That staple of coastal living,
The pre-dawn chorus
Of ducks and gulls,
Of pigeons and crows,
And a single menacing magpie,
Echoes across a misty Radnor Park.
Untimely ripped from a fractured slumber,
I prepare for my morning ritual
Of checking if the sea is still there
And that this is not all a dream.
Caught in a leaf storm along Castle Hill Avenue
Joni in my ears telling me
She doesn’t know where she stands,
And there it is, that ever, never changing view!
Dunkirk and Dungeness
Wink from across the water.
The Leas is rife with life this morning
Walkers, joggers, mobility scooters,
Teenagers with learning difficulties
On escorted pilgrimages around town,
From each and every one
A “good morning” or “isn’t it beautiful?”.
This is such a friendly town.
Vacant, whispering benches
Call out across the century,
Remembrance of courage and sacrifice
That allow me to wallow
In this stunning spectacle today.
As the sun begins to burn,
Parched dogs yank at leads

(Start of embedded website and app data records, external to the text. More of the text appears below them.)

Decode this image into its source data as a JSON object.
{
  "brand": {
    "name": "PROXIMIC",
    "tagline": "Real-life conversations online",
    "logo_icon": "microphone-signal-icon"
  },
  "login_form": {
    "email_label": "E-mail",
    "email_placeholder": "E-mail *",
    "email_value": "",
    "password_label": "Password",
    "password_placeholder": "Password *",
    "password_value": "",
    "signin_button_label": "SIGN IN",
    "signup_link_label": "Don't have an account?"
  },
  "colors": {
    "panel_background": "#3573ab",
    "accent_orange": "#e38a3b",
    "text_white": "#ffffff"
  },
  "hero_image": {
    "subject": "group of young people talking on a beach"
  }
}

And stop to lap at the cool water
Filling the empty margarine boxes
Left outside the Leas Cliff Hall.
Below, on windswept Mermaid Beach,
Young children sprint into the sea,
Mindless of the pebble and shingle
That scrape and bruise their fragile feet;
But soon they head for the refuge of towels,
New victims of the unforgiving Channel chill.
Across town, on the old, cobbled street,
Where art and cake have usurped rock,
A triumvirate of weary sprucers,
Unheralded heroes of this dirty old town,
Trudge past the The Quarter Masters store
Trailing bags of indeterminate bulk.
Young men, slaves to their primal needs,
Cajole reluctant wives and girlfriends
Into lunch at Big Boys Burger;
Buggies resignedly hauled over the threshhold
Wake the sleeping child within,
Soon to shatter the peace of other diners
At the foot of the winding hill,
Gleeful children squeal with ecstasy
As the newly repaired fountains,
Wedged between pub and seafood stall,
Erupt in thrilling power shower.
Gulls squawk and squabble
Over the crab and seafood remnants
Lobbed periodically from Chummy’s staff,
Before resuming their ablutions
In inner harbour pools
Left by the receding tide.
A single gull plants itself on a table behind Bob’s
And pleads silently for a bite of my crab sandwich,
Or the family’s chips on the next bench;
A staring contest ensues as I begin to eat,
Not daring to avert my eyes for one second.
I try to rationalise with my insistent guest,
Explaining that feeding it would be cruel
But it seems unconvinced
And resumes its glare.
As I finish the last mouthful and fold the wrapping
It flaps its wings and screeches its disappointment,
Before scooting perilously past my left ear
In pursuit of more sympathetic diners.
On Sunny Sands, oblivious of mermaid stare
Dogs scamper breathlessly after balls
Hurled by owners, equally relieved
At their release from summer banishment.
I head for Steep Street,
Swiftly become my second home,
To capture this all in print;
Renewed self-confidence, even nerve
To write this down and share with you,
Another thing to thank Folkestone for,
Or is that blame?